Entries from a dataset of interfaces
Segment Open

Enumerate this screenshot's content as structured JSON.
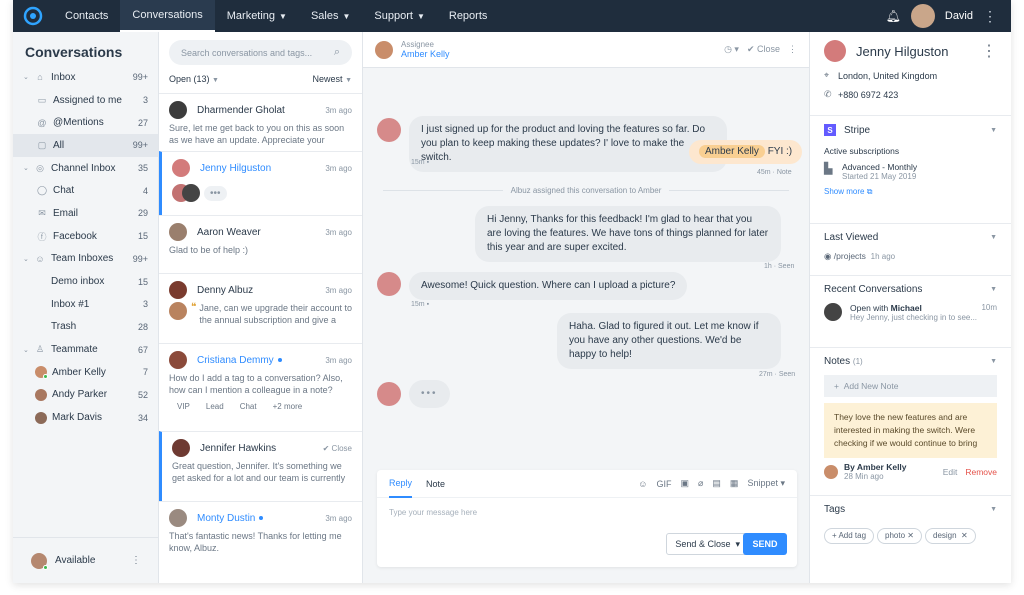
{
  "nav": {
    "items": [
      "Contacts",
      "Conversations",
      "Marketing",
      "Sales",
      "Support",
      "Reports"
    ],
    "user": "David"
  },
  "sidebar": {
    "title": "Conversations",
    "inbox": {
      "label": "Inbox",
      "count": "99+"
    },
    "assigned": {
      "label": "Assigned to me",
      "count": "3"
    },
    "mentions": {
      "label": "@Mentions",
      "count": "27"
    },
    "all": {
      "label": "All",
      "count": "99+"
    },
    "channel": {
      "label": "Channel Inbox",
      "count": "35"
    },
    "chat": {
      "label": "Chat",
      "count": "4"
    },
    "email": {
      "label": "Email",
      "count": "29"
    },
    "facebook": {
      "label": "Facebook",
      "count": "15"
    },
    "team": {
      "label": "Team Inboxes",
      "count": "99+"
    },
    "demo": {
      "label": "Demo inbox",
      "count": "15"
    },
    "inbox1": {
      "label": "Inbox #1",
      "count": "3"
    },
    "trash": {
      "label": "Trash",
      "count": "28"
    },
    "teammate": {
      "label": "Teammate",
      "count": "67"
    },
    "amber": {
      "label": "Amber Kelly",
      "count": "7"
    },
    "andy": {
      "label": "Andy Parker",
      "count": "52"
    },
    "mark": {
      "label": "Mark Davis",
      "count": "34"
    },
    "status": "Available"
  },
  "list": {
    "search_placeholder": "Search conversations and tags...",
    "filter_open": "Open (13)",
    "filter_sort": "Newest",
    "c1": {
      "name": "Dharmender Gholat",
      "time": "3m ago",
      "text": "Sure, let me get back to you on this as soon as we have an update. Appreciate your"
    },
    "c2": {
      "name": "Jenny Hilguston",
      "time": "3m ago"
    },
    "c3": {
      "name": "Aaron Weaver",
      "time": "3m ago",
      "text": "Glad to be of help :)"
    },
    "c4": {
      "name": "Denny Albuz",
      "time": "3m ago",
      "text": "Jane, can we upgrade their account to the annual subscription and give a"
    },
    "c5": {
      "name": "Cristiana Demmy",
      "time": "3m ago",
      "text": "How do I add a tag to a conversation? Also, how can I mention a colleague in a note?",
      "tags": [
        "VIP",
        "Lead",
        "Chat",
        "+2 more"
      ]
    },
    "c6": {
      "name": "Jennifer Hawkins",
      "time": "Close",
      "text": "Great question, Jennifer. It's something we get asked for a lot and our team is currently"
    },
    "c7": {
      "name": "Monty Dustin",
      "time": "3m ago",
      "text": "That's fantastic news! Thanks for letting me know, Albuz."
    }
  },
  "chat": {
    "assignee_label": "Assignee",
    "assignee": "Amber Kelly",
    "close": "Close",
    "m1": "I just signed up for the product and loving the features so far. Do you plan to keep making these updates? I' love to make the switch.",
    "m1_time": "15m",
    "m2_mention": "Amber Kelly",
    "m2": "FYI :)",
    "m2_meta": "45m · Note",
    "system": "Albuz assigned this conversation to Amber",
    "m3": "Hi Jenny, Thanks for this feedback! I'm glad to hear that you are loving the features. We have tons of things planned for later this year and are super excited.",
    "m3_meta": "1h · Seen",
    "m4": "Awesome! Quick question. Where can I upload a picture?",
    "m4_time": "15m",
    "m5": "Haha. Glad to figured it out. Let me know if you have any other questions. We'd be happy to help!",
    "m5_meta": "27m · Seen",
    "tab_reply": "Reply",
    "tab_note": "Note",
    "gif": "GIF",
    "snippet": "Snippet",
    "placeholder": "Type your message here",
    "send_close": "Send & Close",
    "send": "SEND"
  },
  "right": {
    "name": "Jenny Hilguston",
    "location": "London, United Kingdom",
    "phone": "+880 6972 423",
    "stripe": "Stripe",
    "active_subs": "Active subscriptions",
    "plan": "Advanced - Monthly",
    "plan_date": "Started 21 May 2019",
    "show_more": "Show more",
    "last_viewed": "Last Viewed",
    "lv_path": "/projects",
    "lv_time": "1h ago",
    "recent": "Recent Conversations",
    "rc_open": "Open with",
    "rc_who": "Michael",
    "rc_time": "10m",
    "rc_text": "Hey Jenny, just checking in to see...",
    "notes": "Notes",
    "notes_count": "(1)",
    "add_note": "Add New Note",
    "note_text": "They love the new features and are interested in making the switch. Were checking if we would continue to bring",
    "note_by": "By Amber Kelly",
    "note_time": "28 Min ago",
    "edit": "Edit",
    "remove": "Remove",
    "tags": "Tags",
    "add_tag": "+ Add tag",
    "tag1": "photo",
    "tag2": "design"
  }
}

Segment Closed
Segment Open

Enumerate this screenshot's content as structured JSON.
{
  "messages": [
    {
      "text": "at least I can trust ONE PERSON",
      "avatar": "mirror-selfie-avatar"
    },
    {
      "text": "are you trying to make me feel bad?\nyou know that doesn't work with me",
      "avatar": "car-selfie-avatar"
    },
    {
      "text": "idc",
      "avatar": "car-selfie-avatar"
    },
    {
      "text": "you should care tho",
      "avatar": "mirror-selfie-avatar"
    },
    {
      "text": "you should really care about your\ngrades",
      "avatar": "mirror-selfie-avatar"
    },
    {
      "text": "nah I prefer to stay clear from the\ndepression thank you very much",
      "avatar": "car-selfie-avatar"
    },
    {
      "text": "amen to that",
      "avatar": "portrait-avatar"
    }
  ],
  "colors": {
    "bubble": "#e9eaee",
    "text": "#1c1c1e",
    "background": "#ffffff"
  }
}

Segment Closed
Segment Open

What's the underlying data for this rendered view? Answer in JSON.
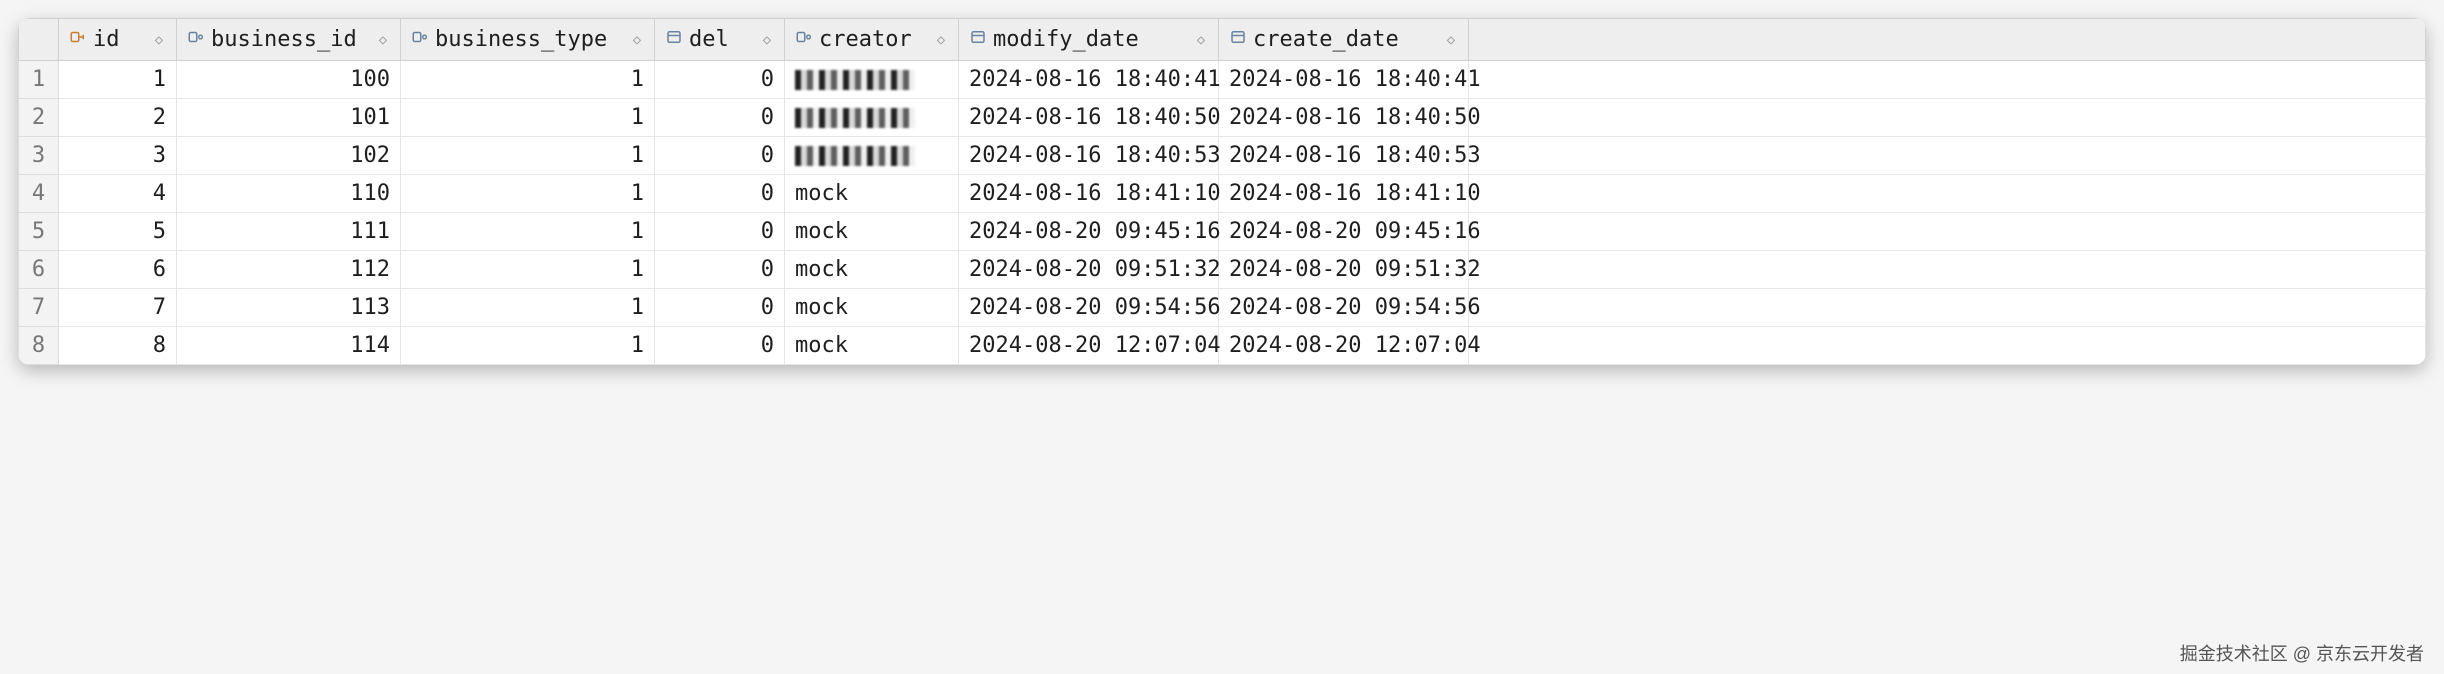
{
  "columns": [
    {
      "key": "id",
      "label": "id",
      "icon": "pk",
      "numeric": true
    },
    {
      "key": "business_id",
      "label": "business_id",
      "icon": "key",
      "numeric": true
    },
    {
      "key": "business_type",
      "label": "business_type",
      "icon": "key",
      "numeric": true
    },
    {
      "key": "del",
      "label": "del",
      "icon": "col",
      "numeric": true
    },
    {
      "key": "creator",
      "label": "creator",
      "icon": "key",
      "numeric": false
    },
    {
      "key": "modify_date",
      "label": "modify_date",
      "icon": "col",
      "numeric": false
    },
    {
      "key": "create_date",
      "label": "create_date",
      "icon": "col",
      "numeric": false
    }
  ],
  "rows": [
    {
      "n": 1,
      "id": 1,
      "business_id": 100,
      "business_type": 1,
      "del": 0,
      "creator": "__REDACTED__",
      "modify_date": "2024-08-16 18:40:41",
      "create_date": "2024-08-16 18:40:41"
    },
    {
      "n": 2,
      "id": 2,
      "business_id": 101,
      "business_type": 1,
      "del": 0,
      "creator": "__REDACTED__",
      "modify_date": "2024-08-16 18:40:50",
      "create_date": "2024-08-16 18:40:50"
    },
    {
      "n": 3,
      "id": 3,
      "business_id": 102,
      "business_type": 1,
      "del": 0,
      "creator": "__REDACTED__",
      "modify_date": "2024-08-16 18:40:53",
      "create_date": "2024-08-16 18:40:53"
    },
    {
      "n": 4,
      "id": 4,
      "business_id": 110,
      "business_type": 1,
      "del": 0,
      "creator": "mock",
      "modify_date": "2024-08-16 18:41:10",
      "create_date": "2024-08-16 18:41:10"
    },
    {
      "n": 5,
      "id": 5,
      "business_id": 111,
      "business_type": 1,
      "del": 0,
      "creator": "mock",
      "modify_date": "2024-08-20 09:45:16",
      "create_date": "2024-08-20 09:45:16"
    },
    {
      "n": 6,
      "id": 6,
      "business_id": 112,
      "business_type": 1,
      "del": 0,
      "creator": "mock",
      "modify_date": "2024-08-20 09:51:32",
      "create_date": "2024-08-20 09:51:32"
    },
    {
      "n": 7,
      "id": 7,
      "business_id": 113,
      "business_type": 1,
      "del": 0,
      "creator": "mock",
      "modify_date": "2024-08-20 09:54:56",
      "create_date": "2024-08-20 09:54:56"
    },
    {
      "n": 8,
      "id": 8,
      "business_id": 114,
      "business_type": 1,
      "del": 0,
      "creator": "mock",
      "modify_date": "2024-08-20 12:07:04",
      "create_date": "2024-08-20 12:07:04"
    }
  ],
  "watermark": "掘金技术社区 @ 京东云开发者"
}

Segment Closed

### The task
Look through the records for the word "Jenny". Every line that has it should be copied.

### Answer
      "name": "Jenny Hilguston",
    "m3": "Hi Jenny, Thanks for this feedback! I'm glad to hear that you are loving the features. We have tons of things planned for later this year and are super excited.",
    "name": "Jenny Hilguston",
    "rc_text": "Hey Jenny, just checking in to see...",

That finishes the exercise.